Running game stars at Indian River High School

Rushing offense of 319 yards means a few things: control of the line of scrimmage, tough running, and that one team has the ball and the other doesn’t — all of which makes Indian River Head Football Coach Jim Bunting happy.
Coastal Point • ERNIE TURPIN: Matt Willimson steam-rolled Cape defenders on his way to IR's first touchdown and 132 yards on 17 carries.Coastal Point • ERNIE TURPIN:
Matt Willimson steam-rolled Cape defenders on his way to IR's first touchdown and 132 yards on 17 carries.

“We’re tickled with our running game,” said Bunting. “But we’ll have to be careful with how much we play certain players because some of them play better when they get warmed up.”

Indian River High School shut down and shut out Cape Henlopen 27-0 on Sept. 9 in the season opener. The Vikings hadn’t won a game last year. But that was last year and they gave a good fight in the first half. The score stayed scoreless until senior runningback Matt Williamson powered through defenders to rip off a 46-yard touchdown run in the third quarter.

Williamson earned 132 team-high yards on 17 carries and was complemented perfectly by the Indians’ other rushers. Senior Danny Veith owned the outside running lanes and clipped the 100-yard mark on just eight carries. Junior fullbacks Perry Townsend and Josh Gott punished Viking linebackers on each of their combined 10 carries to chip in for 68 tough yards.

Gott only had six carries but averaged more than 8 yards per attempt. And there is a sense that he needs to have the ball more.

“Josh is like Riggins,” explained Bunting with a reference to Redskins’ legend John Riggins. “The more he runs, the more dangerous he is. He needs to have the ball more, and we as coaches need to tailor our game plan around our players’ capabilities.”

Despite an ample quiver of runningbacks, Bunting is confident that they’ll all get plenty of carries — their offense will just have to execute better at the point of attack.

“Our M.O. on offense has been ‘beat the defense off the ball,’ and we didn’t do that in the first half,” said Bunting. “We’ve worked hard on it at practice and we’ll need to continue to work at it.”

Despite clearing paths left, right and up the middle, the offensive line and the rest of the team will need to improve on the little things to regain their title.

“We had to apologize to the kids,” said Bunting, “because we vent a little bit on the kids. We have such high expectations of our team that we want to improve every week.

“The kids did well,” noted Bunting.

Controlling the line of scrimmage is an important key to winning a football game and the Indians defensive line didn’t let the offensive line have all the fun. Defensive lineman Brian Lynch and Phillip Townsend tallied six and seven tackles, respectively. Perry Townsend effectively patrolled the middle to lead the team with eight tackles.

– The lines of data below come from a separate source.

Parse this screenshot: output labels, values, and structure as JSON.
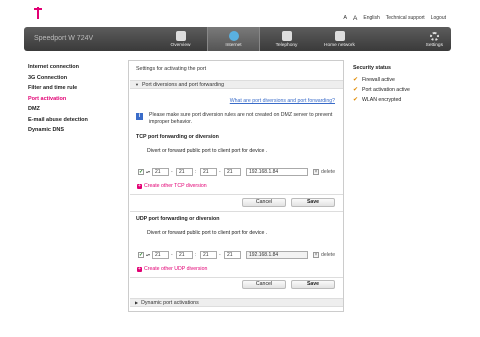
{
  "header": {
    "font_small": "A",
    "font_large": "A",
    "links": [
      "English",
      "Technical support",
      "Logout"
    ]
  },
  "navbar": {
    "brand": "Speedport W 724V",
    "tabs": [
      {
        "label": "Overview",
        "icon": "home-icon"
      },
      {
        "label": "Internet",
        "icon": "globe-icon"
      },
      {
        "label": "Telephony",
        "icon": "phone-icon"
      },
      {
        "label": "Home network",
        "icon": "network-icon"
      }
    ],
    "settings_label": "Settings"
  },
  "leftnav": {
    "items": [
      "Internet connection",
      "3G Connection",
      "Filter and time rule",
      "Port activation",
      "DMZ",
      "E-mail abuse detection",
      "Dynamic DNS"
    ],
    "active_index": 3
  },
  "panel": {
    "title": "Settings for activating the port",
    "section1": "Port diversions and port forwarding",
    "help_link": "What are port diversions and port forwarding?",
    "info": "Please make sure port diversion rules are not created on DMZ server to prevent improper behavior.",
    "tcp": {
      "title": "TCP port forwarding or diversion",
      "sub": "Divert or forward public port to client port for device .",
      "values": [
        "21",
        "21",
        "21",
        "21"
      ],
      "ip": "192.168.1.84",
      "delete": "delete",
      "create": "Create other TCP diversion",
      "cancel": "Cancel",
      "save": "Save"
    },
    "udp": {
      "title": "UDP port forwarding or diversion",
      "sub": "Divert or forward public port to client port for device .",
      "values": [
        "21",
        "21",
        "21",
        "21"
      ],
      "ip": "192.168.1.84",
      "delete": "delete",
      "create": "Create other UDP diversion",
      "cancel": "Cancel",
      "save": "Save"
    },
    "section2": "Dynamic port activations"
  },
  "security_status": {
    "title": "Security status",
    "items": [
      "Firewall active",
      "Port activation active",
      "WLAN encrypted"
    ]
  },
  "colors": {
    "accent": "#e20074",
    "link": "#3a6cc9"
  }
}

Bunting attributes his defense success to their attention to detail and recognition.

“The boy’s are doing a great job of recognizing formations and what plays are run out of them,” said Bunting. “If you know that a team runs three or four plays out of a particular formation, then it limits the possibilities of what the play will be.

“We like to make the offense adjust to what we do and it’s got to be frustrating when our players are calling out their plays,” added Bunting.

When the Indians front eight wasn’t tackling runningbacks, the secondary was breaking up and picking off passes. Safety Nik Kmetz and cornerback Josh Dean picked off Viking quarterback Max Coveleski. But it was Williamson’s 18-yard interception return for a touchdown that gave Indian River the momentum near the end of the third quarter.

Coveleski tossed a flat swing pass to the receiver in the slot and Williamson jumped all over it to score the touchdown.

Josh Dean earned his stripes on the offensive side of the ball as well. He fought off two Viking defenders to reel in a touchdown reception and give the Indians a 20-0 lead. Dean led the team with two receptions for 25 yards and a touchdown, while Tyler Hastings and Andy Bokinsky combined to catch three passes for 32 yards.

Eric Givans had five dropped passes, but individual work in practice is sure to cure the butterfingers.

“We really stressed individual skill this week in practice,” said Bunting.

“[Bokinsky] will be the hero sometime this season,” the coach added. “From his wrestling career, he knows how to play under pressure.”

Indian River will have the heat on them on Sept. 16 when they host local perennial super-power Stephen Decatur for their first home game.

The 11-2 Bayside Conference champions will be a tough test for Indian River, despite losing standout running back Ben Tate. Bunting noted that, to win, his team would have to step up and defend their home field.

“Last year, we beat Central in their last home game. Someday, one of our boys will say, ‘Hey, we beat you in your last game,’ and we don’t want someone from Stephen Decatur to say the same thing one day about our first game at our new school,” said Bunting.

Kickoff will be at 7 p.m. on Sept. 16.